Thakur: 'With BCCI sidelined, there can be no future for cricket'

"We have to protect India’s rights and no one is above it. With us sidelined, there can be no future or progress for world cricket," said BCCI president Anurag Thakur, critcising the ICC.

bcci, anurag thakur, lodha, icc, ipl

BCCI president Anurag Thakur addresses a press conference in New Delhi.   -  PTI

The Board of Control for Cricket in India (BCCI) seems to be in no mood to cede to the Supreme Court as it insisted on having the Annual General Meeting (AGM) on September 21; invited applications for IPL broadcasting rights and termed the court orders as “interference”.

“The AGM is a routine process of the BCCI and is only three days away, so just wait and we will see what business of the BCCI can be conducted or resolutions adopted,” said president Anurag Thakur when asked whether any decision other than those concerning activities of the past year would be valid.

The BCCI has filed a review petition in the Supreme Court against the ruling that asked the Board to implement reforms in line with the Lodha panel recommendations. It has also sought the recusal of chief justice T. S. Thakur from the bench.

“Let us leave it to the court whether our action is in the interest of cricket. The institution is most important for me. The BCCI has not taken a single penny from the central or state government."

"We have built the infrastructure for spreading cricket in the country, we have brought cricket to this level. Reforms is a continuous process. It can’t mean stopping work because of a petition in the court. The situation now is that it is interference in a way (from the judiciary),” Thakur said.

Thakur refused to comment whether the Board would be in contempt of court in case it goes ahead with its activities without implementing the reforms.

He even invited the Justice Lodha and his team to “come and see the amount of work BCCI does, how it has grown over a period of time with a lot of transparency and accountability” in the upcoming domestic season since the panel “has been unable to visit the state associations and the BCCI headquarters and has met only in five-star hotels.”

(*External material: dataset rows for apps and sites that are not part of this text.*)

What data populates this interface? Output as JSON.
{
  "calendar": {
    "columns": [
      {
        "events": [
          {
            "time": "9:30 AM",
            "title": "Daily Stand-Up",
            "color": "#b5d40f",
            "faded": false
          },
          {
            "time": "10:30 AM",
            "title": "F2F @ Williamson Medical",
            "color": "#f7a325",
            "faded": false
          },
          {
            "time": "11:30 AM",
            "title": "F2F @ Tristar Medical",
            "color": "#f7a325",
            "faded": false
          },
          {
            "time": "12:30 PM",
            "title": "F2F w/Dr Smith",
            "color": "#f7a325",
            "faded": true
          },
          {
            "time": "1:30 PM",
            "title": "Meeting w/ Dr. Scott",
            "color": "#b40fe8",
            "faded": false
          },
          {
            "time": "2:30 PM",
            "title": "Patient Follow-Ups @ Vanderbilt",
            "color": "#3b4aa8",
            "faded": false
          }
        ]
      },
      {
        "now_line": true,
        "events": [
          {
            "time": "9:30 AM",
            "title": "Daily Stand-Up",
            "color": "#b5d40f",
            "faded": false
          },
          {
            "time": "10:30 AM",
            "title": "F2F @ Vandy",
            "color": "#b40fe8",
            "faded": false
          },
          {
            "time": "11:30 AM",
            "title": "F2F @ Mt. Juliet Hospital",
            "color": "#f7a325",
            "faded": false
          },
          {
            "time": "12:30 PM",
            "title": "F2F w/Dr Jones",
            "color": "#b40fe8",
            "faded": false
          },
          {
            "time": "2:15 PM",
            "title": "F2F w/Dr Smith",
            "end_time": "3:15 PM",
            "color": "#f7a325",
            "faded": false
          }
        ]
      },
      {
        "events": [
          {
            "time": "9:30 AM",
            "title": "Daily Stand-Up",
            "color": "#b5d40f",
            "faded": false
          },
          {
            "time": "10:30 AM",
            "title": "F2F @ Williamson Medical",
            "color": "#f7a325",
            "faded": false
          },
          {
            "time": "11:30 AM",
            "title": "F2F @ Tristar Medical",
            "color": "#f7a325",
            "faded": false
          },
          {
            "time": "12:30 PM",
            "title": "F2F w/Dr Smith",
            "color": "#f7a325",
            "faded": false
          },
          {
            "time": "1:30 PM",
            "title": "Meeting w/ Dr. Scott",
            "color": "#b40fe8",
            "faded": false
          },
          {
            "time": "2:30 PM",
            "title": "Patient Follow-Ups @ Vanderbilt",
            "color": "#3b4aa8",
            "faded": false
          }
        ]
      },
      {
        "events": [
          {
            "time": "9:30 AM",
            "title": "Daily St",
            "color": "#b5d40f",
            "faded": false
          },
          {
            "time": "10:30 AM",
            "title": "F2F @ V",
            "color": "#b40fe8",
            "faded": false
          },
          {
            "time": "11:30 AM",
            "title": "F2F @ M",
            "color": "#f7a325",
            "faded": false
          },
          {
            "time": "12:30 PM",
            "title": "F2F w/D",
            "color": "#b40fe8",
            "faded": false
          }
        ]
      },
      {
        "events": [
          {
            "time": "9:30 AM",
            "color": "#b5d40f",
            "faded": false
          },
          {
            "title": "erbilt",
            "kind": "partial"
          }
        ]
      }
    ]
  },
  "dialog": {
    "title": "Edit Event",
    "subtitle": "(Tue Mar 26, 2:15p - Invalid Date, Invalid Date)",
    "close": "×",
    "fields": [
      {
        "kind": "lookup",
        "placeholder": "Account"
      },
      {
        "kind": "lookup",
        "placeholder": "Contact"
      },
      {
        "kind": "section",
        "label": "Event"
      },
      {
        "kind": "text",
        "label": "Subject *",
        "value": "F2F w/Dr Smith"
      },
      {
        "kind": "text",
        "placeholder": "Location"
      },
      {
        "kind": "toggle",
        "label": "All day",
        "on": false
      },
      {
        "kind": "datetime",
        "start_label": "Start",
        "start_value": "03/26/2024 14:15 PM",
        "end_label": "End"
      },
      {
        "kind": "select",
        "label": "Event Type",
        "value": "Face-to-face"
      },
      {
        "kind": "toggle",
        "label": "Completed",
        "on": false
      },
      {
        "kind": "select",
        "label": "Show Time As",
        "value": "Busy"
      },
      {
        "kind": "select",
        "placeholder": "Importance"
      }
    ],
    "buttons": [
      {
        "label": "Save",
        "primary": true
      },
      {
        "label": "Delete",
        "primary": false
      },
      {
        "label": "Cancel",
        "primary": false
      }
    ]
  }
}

The BCCI president also took potshots at his predecessor and current ICC Chairman Shashank Manohar, saying, “those who wanted to go to ICC have already done that” when asked about his plans of moving to the international body. “We have to protect India’s rights and no one is above it. With us sidelined, there can be no future or progress for world cricket.

“When all the money and power in cricket comes from a country and that country is not part of the financial committee where budgetary decisions are passed. All we asked for was to run through the details because the money belongs to all 105 countries.

"That’s why the BCCI plays the global leader’s role. If the BCCI can cut event costs and be successful in hosting tournaments, then the ICC and other organizations also need to look into doing that,” added.